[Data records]
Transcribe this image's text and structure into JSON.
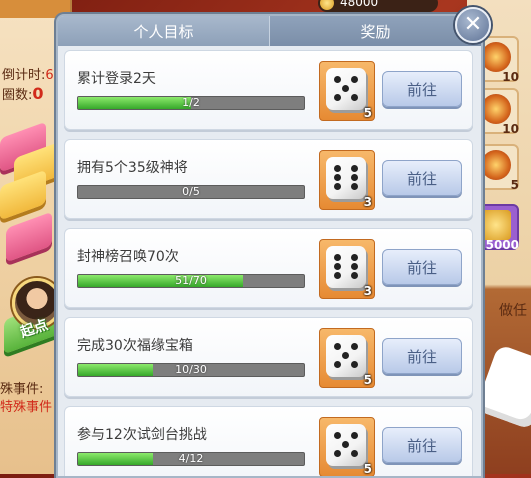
{
  "background": {
    "timer_label": "倒计时:",
    "rounds_label": "圈数:",
    "rounds_value": "0",
    "start_label": "起点",
    "event_label": "殊事件:",
    "event_value": "特殊事件",
    "coins": "48000",
    "right_rewards": [
      "10",
      "10",
      "5",
      "5000"
    ],
    "right_label": "做任"
  },
  "dialog": {
    "tabs": [
      {
        "label": "个人目标",
        "active": true
      },
      {
        "label": "奖励",
        "active": false
      }
    ],
    "close_icon": "close-x",
    "tasks": [
      {
        "title": "累计登录2天",
        "progress_text": "1/2",
        "progress": 0.5,
        "reward_icon": "dice-icon",
        "reward_count": "5",
        "button": "前往"
      },
      {
        "title": "拥有5个35级神将",
        "progress_text": "0/5",
        "progress": 0,
        "reward_icon": "dice-icon",
        "reward_count": "3",
        "button": "前往"
      },
      {
        "title": "封神榜召唤70次",
        "progress_text": "51/70",
        "progress": 0.7286,
        "reward_icon": "dice-icon",
        "reward_count": "3",
        "button": "前往"
      },
      {
        "title": "完成30次福缘宝箱",
        "progress_text": "10/30",
        "progress": 0.3333,
        "reward_icon": "dice-icon",
        "reward_count": "5",
        "button": "前往"
      },
      {
        "title": "参与12次试剑台挑战",
        "progress_text": "4/12",
        "progress": 0.3333,
        "reward_icon": "dice-icon",
        "reward_count": "5",
        "button": "前往"
      }
    ]
  },
  "colors": {
    "progress_fill": "#36a82a",
    "progress_track": "#7e7e7e",
    "reward_bg": "#e68a33",
    "button_text": "#4a5f86"
  }
}
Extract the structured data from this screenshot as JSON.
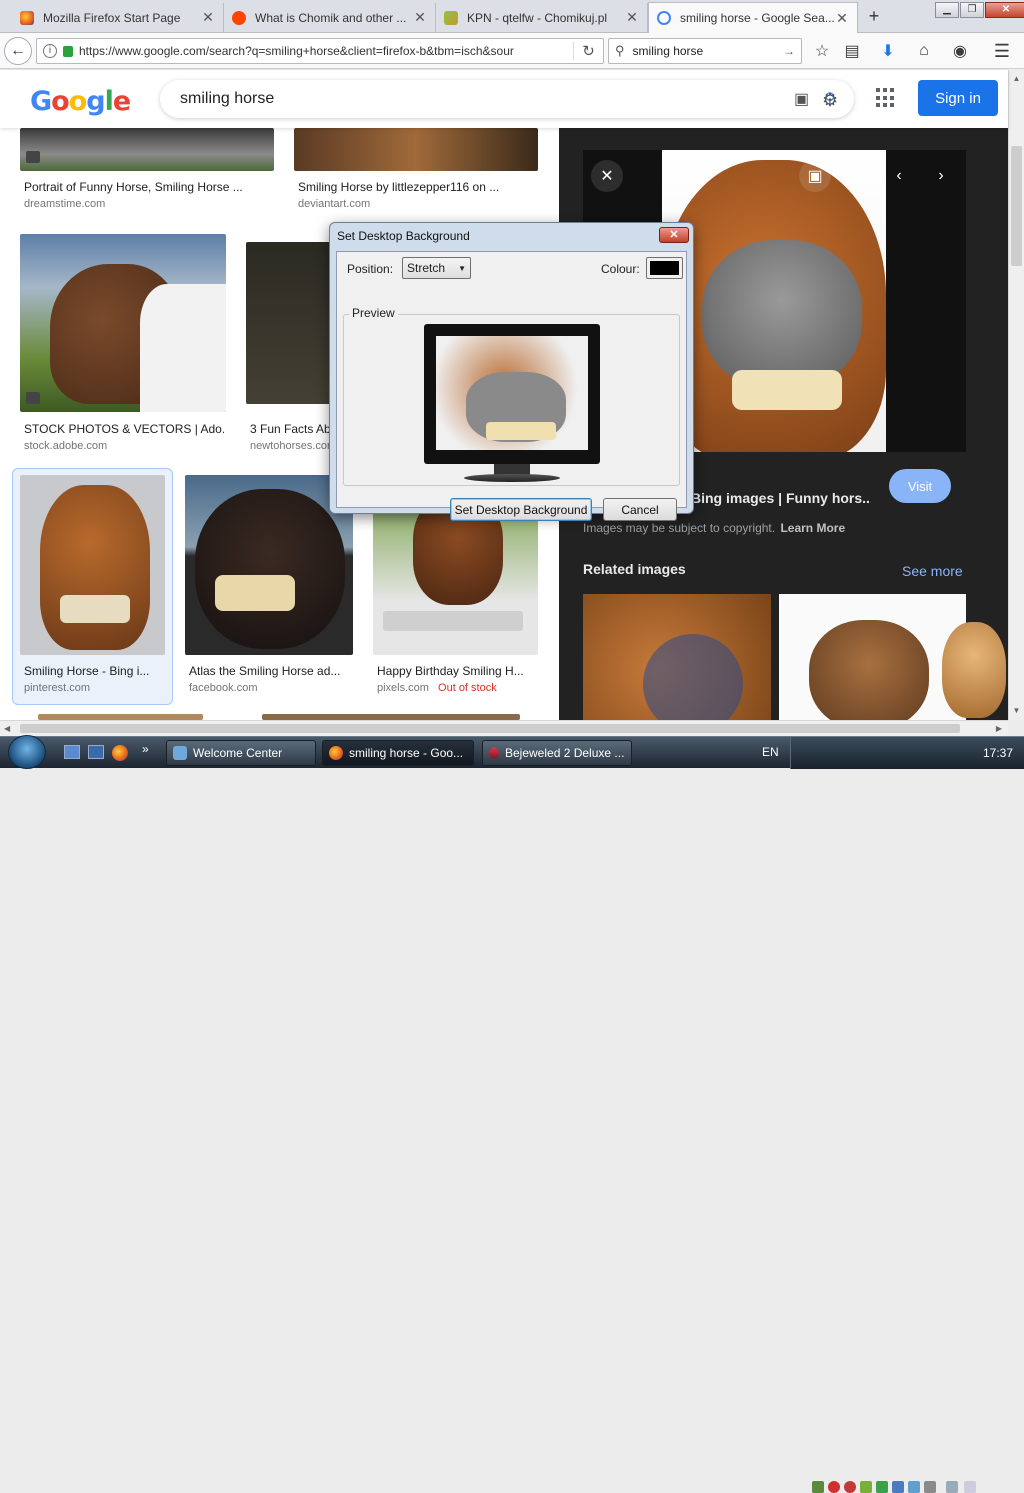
{
  "browser": {
    "window_controls": {
      "minimize": "▁",
      "restore": "❐",
      "close": "✕"
    },
    "tabs": [
      {
        "title": "Mozilla Firefox Start Page",
        "close": "✕",
        "favicon": "firefox-icon"
      },
      {
        "title": "What is Chomik and other ...",
        "close": "✕",
        "favicon": "reddit-icon"
      },
      {
        "title": "KPN - qtelfw - Chomikuj.pl",
        "close": "✕",
        "favicon": "chomikuj-icon"
      },
      {
        "title": "smiling horse - Google Sea...",
        "close": "✕",
        "favicon": "google-icon"
      }
    ],
    "new_tab": "+",
    "url": "https://www.google.com/search?q=smiling+horse&client=firefox-b&tbm=isch&sour",
    "search_value": "smiling horse",
    "accent": "#1a73e8"
  },
  "google": {
    "logo": "Google",
    "query": "smiling horse",
    "signin": "Sign in"
  },
  "results": [
    {
      "caption": "Portrait of Funny Horse, Smiling Horse ...",
      "source": "dreamstime.com"
    },
    {
      "caption": "Smiling Horse by littlezepper116 on ...",
      "source": "deviantart.com"
    },
    {
      "caption": "STOCK PHOTOS & VECTORS | Ado...",
      "source": "stock.adobe.com"
    },
    {
      "caption": "3 Fun Facts Ab",
      "source": "newtohorses.com"
    },
    {
      "caption": "Smiling Horse - Bing i...",
      "source": "pinterest.com"
    },
    {
      "caption": "Atlas the Smiling Horse ad...",
      "source": "facebook.com"
    },
    {
      "caption": "Happy Birthday Smiling H...",
      "source": "pixels.com",
      "status": "Out of stock"
    }
  ],
  "panel": {
    "title": "Bing images | Funny hors...",
    "visit": "Visit",
    "copyright": "Images may be subject to copyright.",
    "learn_more": "Learn More",
    "related": "Related images",
    "see_more": "See more"
  },
  "dialog": {
    "title": "Set Desktop Background",
    "position_label": "Position:",
    "position_value": "Stretch",
    "colour_label": "Colour:",
    "colour_value": "#000000",
    "preview_label": "Preview",
    "set_button": "Set Desktop Background",
    "cancel_button": "Cancel"
  },
  "taskbar": {
    "tasks": [
      {
        "label": "Welcome Center"
      },
      {
        "label": "smiling horse - Goo..."
      },
      {
        "label": "Bejeweled 2 Deluxe ..."
      }
    ],
    "language": "EN",
    "clock": "17:37"
  }
}
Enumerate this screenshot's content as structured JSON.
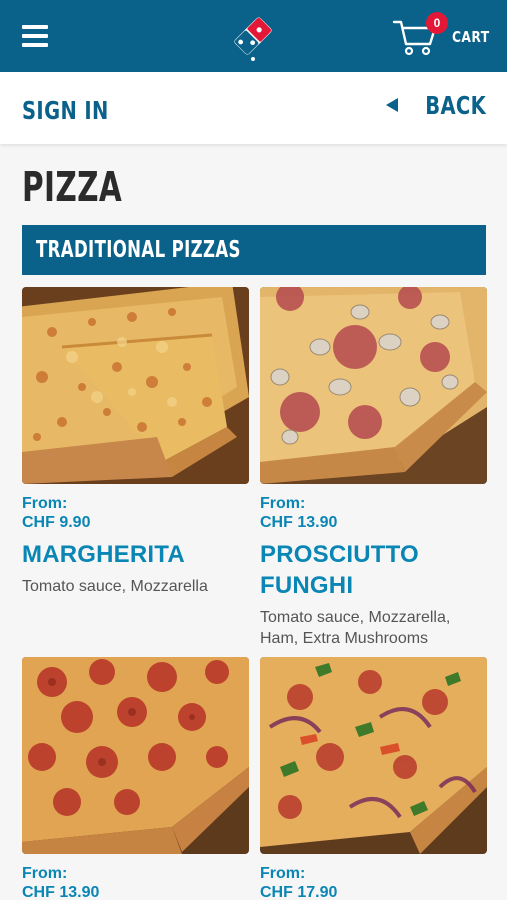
{
  "header": {
    "cart_count": "0",
    "cart_label": "CART"
  },
  "subheader": {
    "signin_label": "SIGN IN",
    "back_label": "BACK"
  },
  "page": {
    "title": "PIZZA",
    "category": "TRADITIONAL PIZZAS"
  },
  "products": [
    {
      "from_label": "From:",
      "price": "CHF 9.90",
      "name": "MARGHERITA",
      "description": "Tomato sauce, Mozzarella",
      "image": "pizza-margherita"
    },
    {
      "from_label": "From:",
      "price": "CHF 13.90",
      "name_line1": "PROSCIUTTO",
      "name_line2": "FUNGHI",
      "description_line1": "Tomato sauce, Mozzarella,",
      "description_line2": "Ham, Extra Mushrooms",
      "image": "pizza-prosciutto-funghi"
    },
    {
      "from_label": "From:",
      "price": "CHF 13.90",
      "image": "pizza-pepperoni"
    },
    {
      "from_label": "From:",
      "price": "CHF 17.90",
      "image": "pizza-vegetarian"
    }
  ],
  "colors": {
    "brand_blue": "#0a6189",
    "text_blue": "#0a86b5",
    "badge_red": "#e31837",
    "background": "#f6f6f6"
  },
  "icons": [
    "menu-icon",
    "dominos-logo-icon",
    "cart-icon",
    "back-arrow-icon"
  ]
}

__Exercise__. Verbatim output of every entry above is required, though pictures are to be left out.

__Expected output__.
Transcribe this image's text and structure into JSON.
{
  "background": {
    "timer_label": "倒计时:",
    "rounds_label": "圈数:",
    "rounds_value": "0",
    "start_label": "起点",
    "event_label": "殊事件:",
    "event_value": "特殊事件",
    "coins": "48000",
    "right_rewards": [
      "10",
      "10",
      "5",
      "5000"
    ],
    "right_label": "做任"
  },
  "dialog": {
    "tabs": [
      {
        "label": "个人目标",
        "active": true
      },
      {
        "label": "奖励",
        "active": false
      }
    ],
    "close_icon": "close-x",
    "tasks": [
      {
        "title": "累计登录2天",
        "progress_text": "1/2",
        "progress": 0.5,
        "reward_icon": "dice-icon",
        "reward_count": "5",
        "button": "前往"
      },
      {
        "title": "拥有5个35级神将",
        "progress_text": "0/5",
        "progress": 0,
        "reward_icon": "dice-icon",
        "reward_count": "3",
        "button": "前往"
      },
      {
        "title": "封神榜召唤70次",
        "progress_text": "51/70",
        "progress": 0.7286,
        "reward_icon": "dice-icon",
        "reward_count": "3",
        "button": "前往"
      },
      {
        "title": "完成30次福缘宝箱",
        "progress_text": "10/30",
        "progress": 0.3333,
        "reward_icon": "dice-icon",
        "reward_count": "5",
        "button": "前往"
      },
      {
        "title": "参与12次试剑台挑战",
        "progress_text": "4/12",
        "progress": 0.3333,
        "reward_icon": "dice-icon",
        "reward_count": "5",
        "button": "前往"
      }
    ]
  },
  "colors": {
    "progress_fill": "#36a82a",
    "progress_track": "#7e7e7e",
    "reward_bg": "#e68a33",
    "button_text": "#4a5f86"
  }
}
Extract the structured data from this screenshot as JSON.
{
  "browser": {
    "window_controls": {
      "minimize": "▁",
      "restore": "❐",
      "close": "✕"
    },
    "tabs": [
      {
        "title": "Mozilla Firefox Start Page",
        "close": "✕",
        "favicon": "firefox-icon"
      },
      {
        "title": "What is Chomik and other ...",
        "close": "✕",
        "favicon": "reddit-icon"
      },
      {
        "title": "KPN - qtelfw - Chomikuj.pl",
        "close": "✕",
        "favicon": "chomikuj-icon"
      },
      {
        "title": "smiling horse - Google Sea...",
        "close": "✕",
        "favicon": "google-icon"
      }
    ],
    "new_tab": "+",
    "url": "https://www.google.com/search?q=smiling+horse&client=firefox-b&tbm=isch&sour",
    "search_value": "smiling horse",
    "accent": "#1a73e8"
  },
  "google": {
    "logo": "Google",
    "query": "smiling horse",
    "signin": "Sign in"
  },
  "results": [
    {
      "caption": "Portrait of Funny Horse, Smiling Horse ...",
      "source": "dreamstime.com"
    },
    {
      "caption": "Smiling Horse by littlezepper116 on ...",
      "source": "deviantart.com"
    },
    {
      "caption": "STOCK PHOTOS & VECTORS | Ado...",
      "source": "stock.adobe.com"
    },
    {
      "caption": "3 Fun Facts Ab",
      "source": "newtohorses.com"
    },
    {
      "caption": "Smiling Horse - Bing i...",
      "source": "pinterest.com"
    },
    {
      "caption": "Atlas the Smiling Horse ad...",
      "source": "facebook.com"
    },
    {
      "caption": "Happy Birthday Smiling H...",
      "source": "pixels.com",
      "status": "Out of stock"
    }
  ],
  "panel": {
    "title": "Bing images | Funny hors...",
    "visit": "Visit",
    "copyright": "Images may be subject to copyright.",
    "learn_more": "Learn More",
    "related": "Related images",
    "see_more": "See more"
  },
  "dialog": {
    "title": "Set Desktop Background",
    "position_label": "Position:",
    "position_value": "Stretch",
    "colour_label": "Colour:",
    "colour_value": "#000000",
    "preview_label": "Preview",
    "set_button": "Set Desktop Background",
    "cancel_button": "Cancel"
  },
  "taskbar": {
    "tasks": [
      {
        "label": "Welcome Center"
      },
      {
        "label": "smiling horse - Goo..."
      },
      {
        "label": "Bejeweled 2 Deluxe ..."
      }
    ],
    "language": "EN",
    "clock": "17:37"
  }
}
Enumerate this screenshot's content as structured JSON.
{
  "header": {
    "cart_count": "0",
    "cart_label": "CART"
  },
  "subheader": {
    "signin_label": "SIGN IN",
    "back_label": "BACK"
  },
  "page": {
    "title": "PIZZA",
    "category": "TRADITIONAL PIZZAS"
  },
  "products": [
    {
      "from_label": "From:",
      "price": "CHF 9.90",
      "name": "MARGHERITA",
      "description": "Tomato sauce, Mozzarella",
      "image": "pizza-margherita"
    },
    {
      "from_label": "From:",
      "price": "CHF 13.90",
      "name_line1": "PROSCIUTTO",
      "name_line2": "FUNGHI",
      "description_line1": "Tomato sauce, Mozzarella,",
      "description_line2": "Ham, Extra Mushrooms",
      "image": "pizza-prosciutto-funghi"
    },
    {
      "from_label": "From:",
      "price": "CHF 13.90",
      "image": "pizza-pepperoni"
    },
    {
      "from_label": "From:",
      "price": "CHF 17.90",
      "image": "pizza-vegetarian"
    }
  ],
  "colors": {
    "brand_blue": "#0a6189",
    "text_blue": "#0a86b5",
    "badge_red": "#e31837",
    "background": "#f6f6f6"
  },
  "icons": [
    "menu-icon",
    "dominos-logo-icon",
    "cart-icon",
    "back-arrow-icon"
  ]
}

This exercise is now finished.